To minimise the impact on natural landscapes, wind turbines and solar panels could be located along highway corridors, taking advantage of leftover space in existing infrastructure. Dynamically located PV panels along highways could reflect and react to the speed of cars. Moreover, assuming that mobility will be electrified, the produced energy can be used directly for charging vehicles. Dynamically located PV panels along highways could reflect and react to the speed of cars.
Agricultural economies can benefit from integration with biomass energy production. Organic waste produced in farms can be transformed locally into biomass to power agricultural facilities, aiming for a circular economy with zero waste.

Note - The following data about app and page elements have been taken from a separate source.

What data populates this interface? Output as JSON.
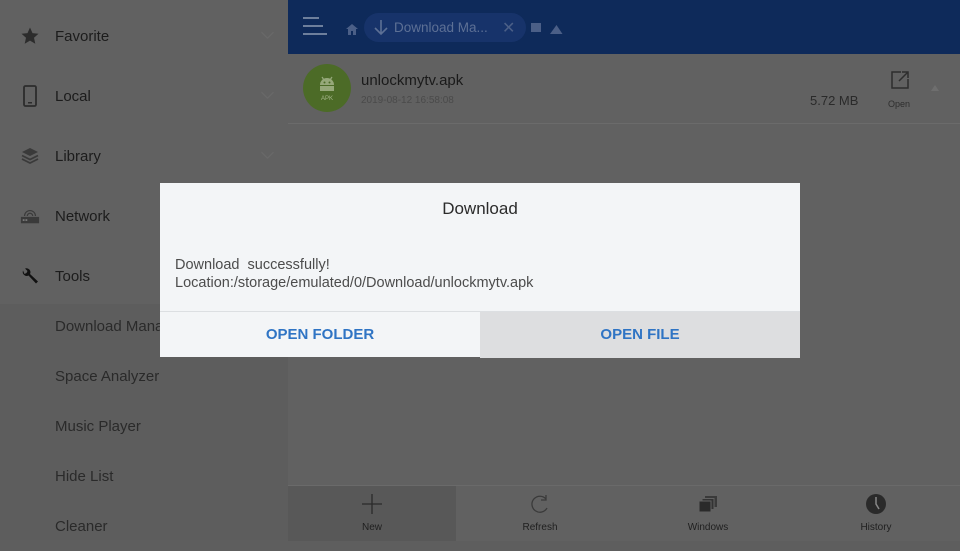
{
  "sidebar": {
    "items": [
      {
        "label": "Favorite",
        "icon": "star-icon"
      },
      {
        "label": "Local",
        "icon": "phone-icon"
      },
      {
        "label": "Library",
        "icon": "layers-icon"
      },
      {
        "label": "Network",
        "icon": "router-icon"
      },
      {
        "label": "Tools",
        "icon": "wrench-icon"
      }
    ],
    "tools_sub": [
      {
        "label": "Download Manager"
      },
      {
        "label": "Space Analyzer"
      },
      {
        "label": "Music Player"
      },
      {
        "label": "Hide List"
      },
      {
        "label": "Cleaner"
      }
    ]
  },
  "topbar": {
    "breadcrumb_label": "Download Ma...",
    "close_glyph": "✕"
  },
  "file": {
    "name": "unlockmytv.apk",
    "date": "2019-08-12 16:58:08",
    "size": "5.72 MB",
    "icon_tag": "APK",
    "open_label": "Open"
  },
  "bottombar": {
    "buttons": [
      {
        "label": "New",
        "icon": "plus-icon"
      },
      {
        "label": "Refresh",
        "icon": "refresh-icon"
      },
      {
        "label": "Windows",
        "icon": "windows-icon"
      },
      {
        "label": "History",
        "icon": "clock-icon"
      }
    ]
  },
  "dialog": {
    "title": "Download",
    "message_line1": "Download  successfully!",
    "message_line2": "Location:/storage/emulated/0/Download/unlockmytv.apk",
    "open_folder": "OPEN FOLDER",
    "open_file": "OPEN FILE"
  },
  "colors": {
    "accent": "#2f74c4",
    "topbar": "#0e2a5a",
    "apk_green": "#4c6b27"
  }
}
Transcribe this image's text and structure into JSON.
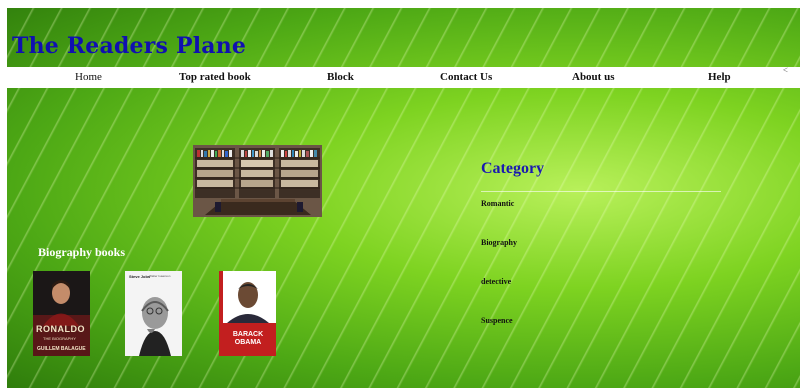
{
  "site": {
    "title": "The Readers Plane"
  },
  "nav": {
    "items": [
      {
        "label": "Home"
      },
      {
        "label": "Top rated book"
      },
      {
        "label": "Block"
      },
      {
        "label": "Contact Us"
      },
      {
        "label": "About us"
      },
      {
        "label": "Help"
      }
    ],
    "caret": "<"
  },
  "biography": {
    "heading": "Biography books",
    "books": [
      {
        "cover_title": "RONALDO",
        "cover_author": "GUILLEM BALAGUE",
        "cover_sub": "THE BIOGRAPHY"
      },
      {
        "cover_title": "Steve Jobs",
        "cover_author": "Walter Isaacson"
      },
      {
        "cover_title": "BARACK OBAMA"
      }
    ]
  },
  "category": {
    "heading": "Category",
    "items": [
      "Romantic",
      "Biography",
      "detective",
      "Suspence"
    ]
  },
  "colors": {
    "title": "#1010b0",
    "category": "#1a1ab0",
    "background": "#7ed321"
  }
}
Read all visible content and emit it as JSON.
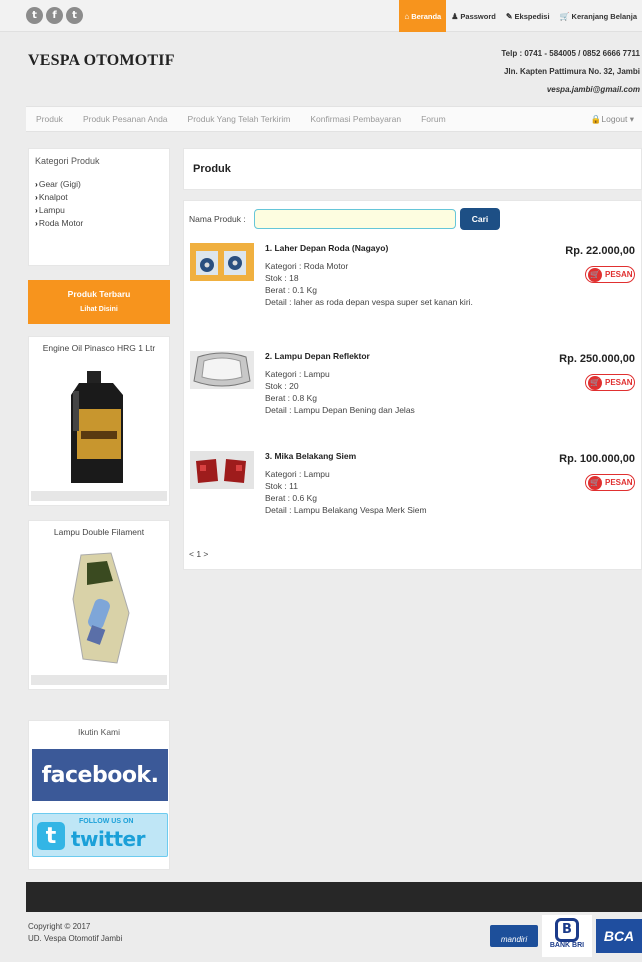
{
  "topbar": {
    "social": [
      {
        "icon": "twitter-icon",
        "glyph": "t"
      },
      {
        "icon": "facebook-icon",
        "glyph": "f"
      },
      {
        "icon": "tumblr-icon",
        "glyph": "t"
      }
    ],
    "nav": [
      {
        "label": "Beranda",
        "glyph": "⌂",
        "icon": "home-icon",
        "active": true
      },
      {
        "label": "Password",
        "glyph": "♟",
        "icon": "user-icon",
        "active": false
      },
      {
        "label": "Ekspedisi",
        "glyph": "✎",
        "icon": "edit-icon",
        "active": false
      },
      {
        "label": "Keranjang Belanja",
        "glyph": "🛒",
        "icon": "cart-icon",
        "active": false
      }
    ]
  },
  "header": {
    "brand": "VESPA OTOMOTIF",
    "phone": "Telp : 0741 - 584005 / 0852 6666 7711",
    "address": "Jln. Kapten Pattimura No. 32, Jambi",
    "email": "vespa.jambi@gmail.com"
  },
  "mainnav": {
    "items": [
      "Produk",
      "Produk Pesanan Anda",
      "Produk Yang Telah Terkirim",
      "Konfirmasi Pembayaran",
      "Forum"
    ],
    "logout": "Logout"
  },
  "sidebar": {
    "category_title": "Kategori Produk",
    "categories": [
      "Gear (Gigi)",
      "Knalpot",
      "Lampu",
      "Roda Motor"
    ],
    "newest_title": "Produk Terbaru",
    "newest_link": "Lihat Disini",
    "featured": [
      {
        "name": "Engine Oil Pinasco HRG 1 Ltr"
      },
      {
        "name": "Lampu Double Filament"
      }
    ],
    "follow_title": "Ikutin Kami",
    "facebook_label": "facebook.",
    "twitter_follow": "FOLLOW US ON",
    "twitter_label": "twitter"
  },
  "content": {
    "title": "Produk",
    "search_label": "Nama Produk :",
    "search_value": "",
    "search_button": "Cari",
    "pesan_label": "PESAN",
    "products": [
      {
        "name": "1. Laher Depan Roda (Nagayo)",
        "kategori": "Kategori : Roda Motor",
        "stok": "Stok : 18",
        "berat": "Berat : 0.1 Kg",
        "detail": "Detail : laher as roda depan vespa super set kanan kiri.",
        "price": "Rp. 22.000,00"
      },
      {
        "name": "2. Lampu Depan Reflektor",
        "kategori": "Kategori : Lampu",
        "stok": "Stok : 20",
        "berat": "Berat : 0.8 Kg",
        "detail": "Detail : Lampu Depan Bening dan Jelas",
        "price": "Rp. 250.000,00"
      },
      {
        "name": "3. Mika Belakang Siem",
        "kategori": "Kategori : Lampu",
        "stok": "Stok : 11",
        "berat": "Berat : 0.6 Kg",
        "detail": "Detail : Lampu Belakang Vespa Merk Siem",
        "price": "Rp. 100.000,00"
      }
    ],
    "pager": "< 1 >"
  },
  "footer": {
    "copyright": "Copyright © 2017",
    "company": "UD. Vespa Otomotif Jambi",
    "banks": [
      "mandiri",
      "BANK BRI",
      "BCA"
    ]
  }
}
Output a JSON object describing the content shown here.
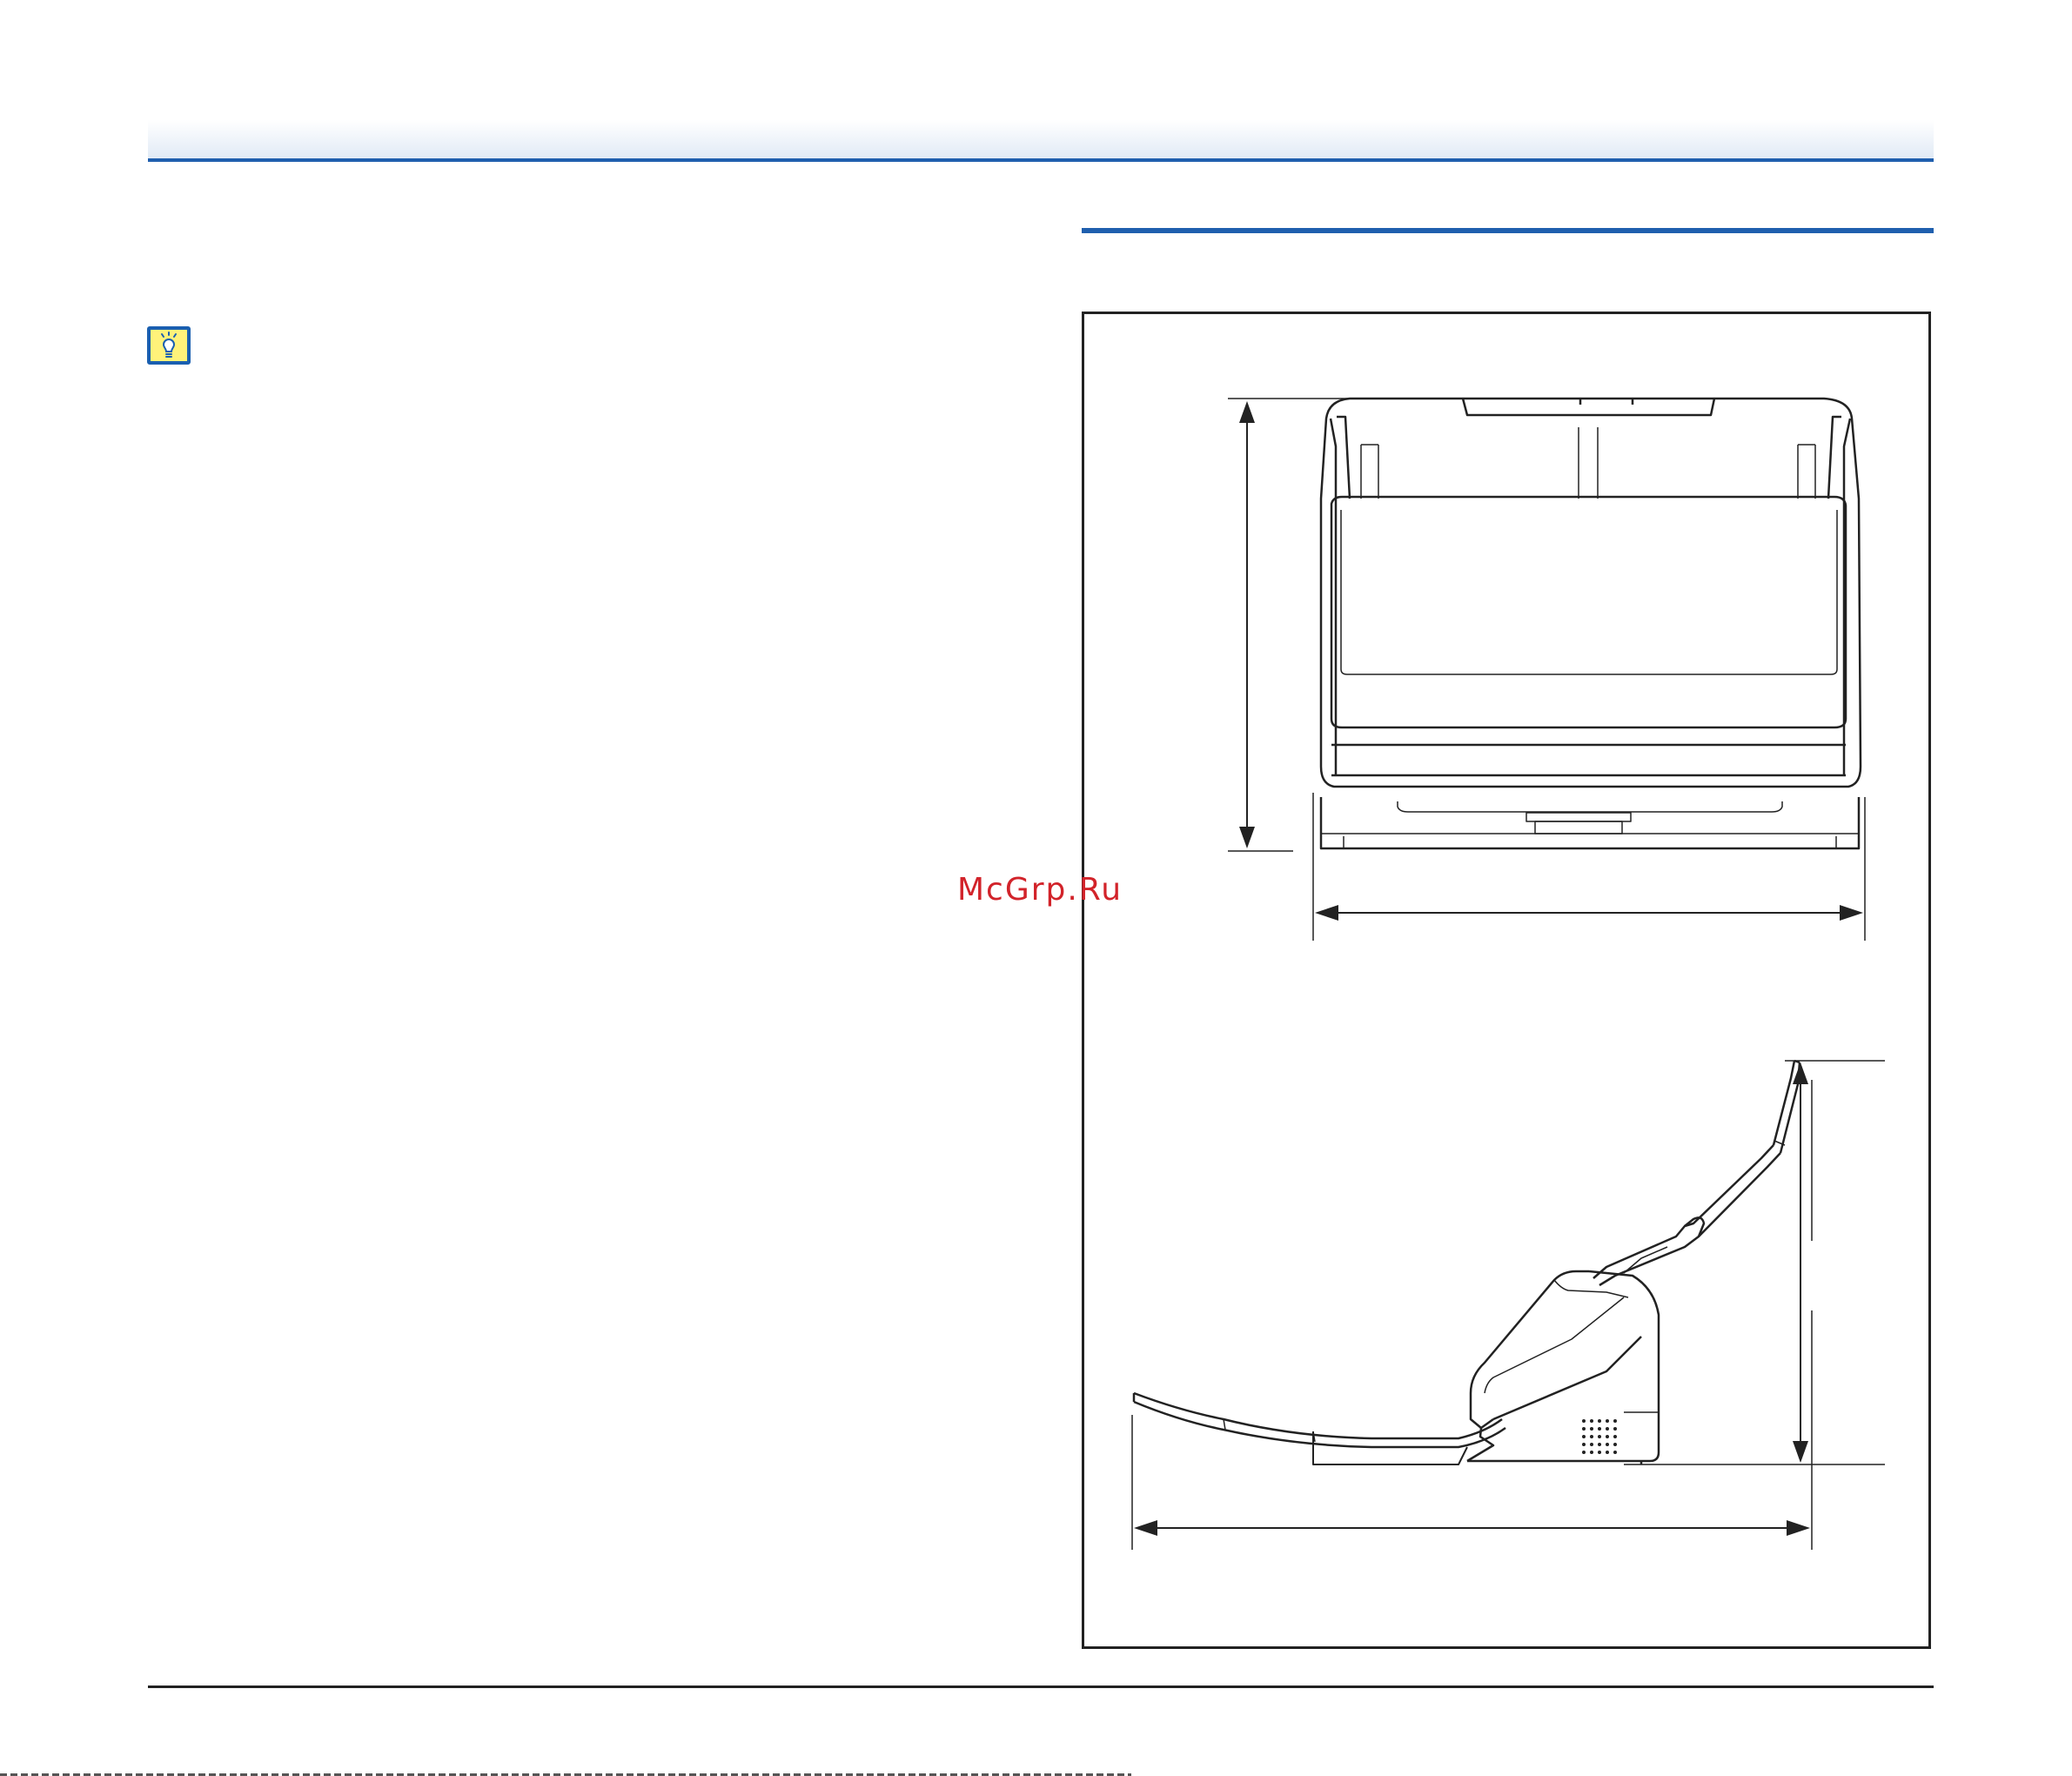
{
  "watermark": {
    "text": "McGrp.Ru",
    "color": "#d2232a"
  },
  "colors": {
    "accent_blue": "#1f5fae",
    "hint_icon_fill": "#fff27a"
  },
  "icons": {
    "hint": "lightbulb-icon"
  },
  "figure": {
    "views": [
      "front-view",
      "side-view"
    ],
    "dimension_labels": []
  }
}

Biogas storage tanks could be shaped as small artificial hills, playful and elastic, inviting young visitors to explore and bounce on.
Eco-park | PV panels integrated into the landscape and tree-like, branched windmills are to become iconic elements. From Hart Van Holland Energy Assessment (with Posad, Evolv, Buck Consultants)
Due to safety reasons, land in proximity to the high voltage grid and energy production zones is subject to considerable usage restrictions, especially in urban areas. By taking advantage of this often-neglected space, a niche for biodiversity can be created, generating green corridors and biodiversity reservoirs. A powerful experience of the landscape would be generated by the contrast of steel electricity infrastructure and the soft flower-rich meadows under them.